Gress, M.U. ; Pearson, D.G. ; Chinn, I.L. ; Thomassot, E. ; Davies, G.R., Lithos

Mesozoic to Paleoproterozoic diamond growth beneath Botswana recorded by Re-Os ages from individual eclogitic and websteritic inclusions

Gress, M.U. ; Pearson, D.G. ; Chinn, I.L. ; Thomassot, E. ; Davies, G.R.

Lithos, 2021, 106058

Abstract :

Res-Os isotope systematics are reported from a suite of eclogitic and websteritic sulphide inclusions extracted from well-characterised diamond growth zones from the Orapa and Jwaneng kimberlite clusters. Resingle bondOs ages (786 ± 250 Ma) are within uncertainty of previously determined Smsingle bondNd ages (853 ± 55 Ma), demonstrating isotopic equilibrium, at varying levels of completeness, across multiple isotopic systems in different minerals at the time of diamond formation and inclusion encapsulation. These data confirm the concept that inclusion isochron ages, when used with detailed textural/ growth zone control, reflect the timing of diamond crystallisation. Our data substantiate previous Resingle bondOs and Smsingle bondNd inclusion ages of diamonds from Orapa and Jwaneng, indicating that major tectono-magmatic events formed discrete diamond populations of Paleo- ( 2.0 to 1.7 Ga), Meso- ( 1.2 to 1.1 Ga) and Neoproterozoic ( 0.9 to 0.75 Ga) age. Some of these processes occurred simultaneously across the Kalahari Craton and can be traced over 100’s of km illustrating the significance of diamond inclusions for monitoring continental tectonics.

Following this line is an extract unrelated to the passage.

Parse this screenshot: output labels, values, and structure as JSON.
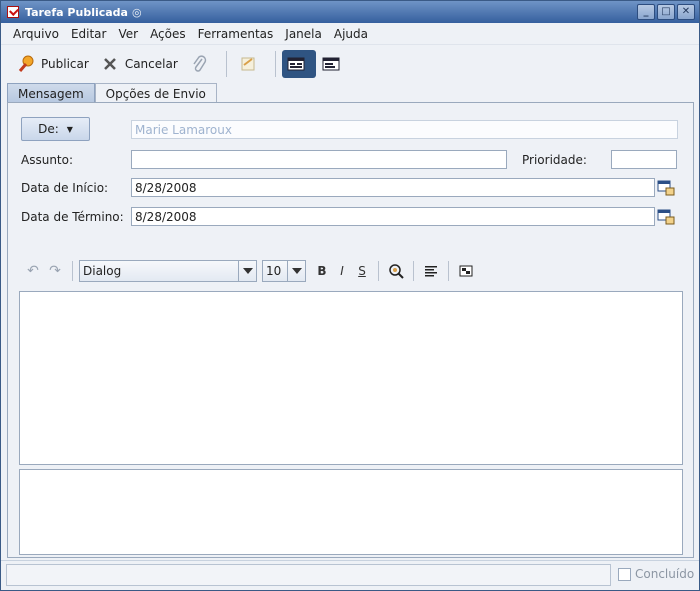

Inclusion ages indicating diamond formation that are younger than 300 Ma appear to be more common than previously recognised, consistent with evidence of relatively abundant, young, fluid-rich “fibrous” and polycrystalline diamonds at Jwaneng and Orapa. The increasingly widespread evidence for Mesozoic diamond-forming events in southern Africa and elsewhere appears closely linked with the kimberlite-related magmatism that affected these regions and subsequently transported diamonds to the surface. The inclusion isochron ages emphasise that diamond formation is a multi-stage and episodic process that can occur contemporaneously in disparate substrates and produce multiple diamond populations in the sub-continental lithospheric mantle.

Voir en ligne : https://doi.org/10.1016/j.lithos.20...




publié mercredi 24 février 2021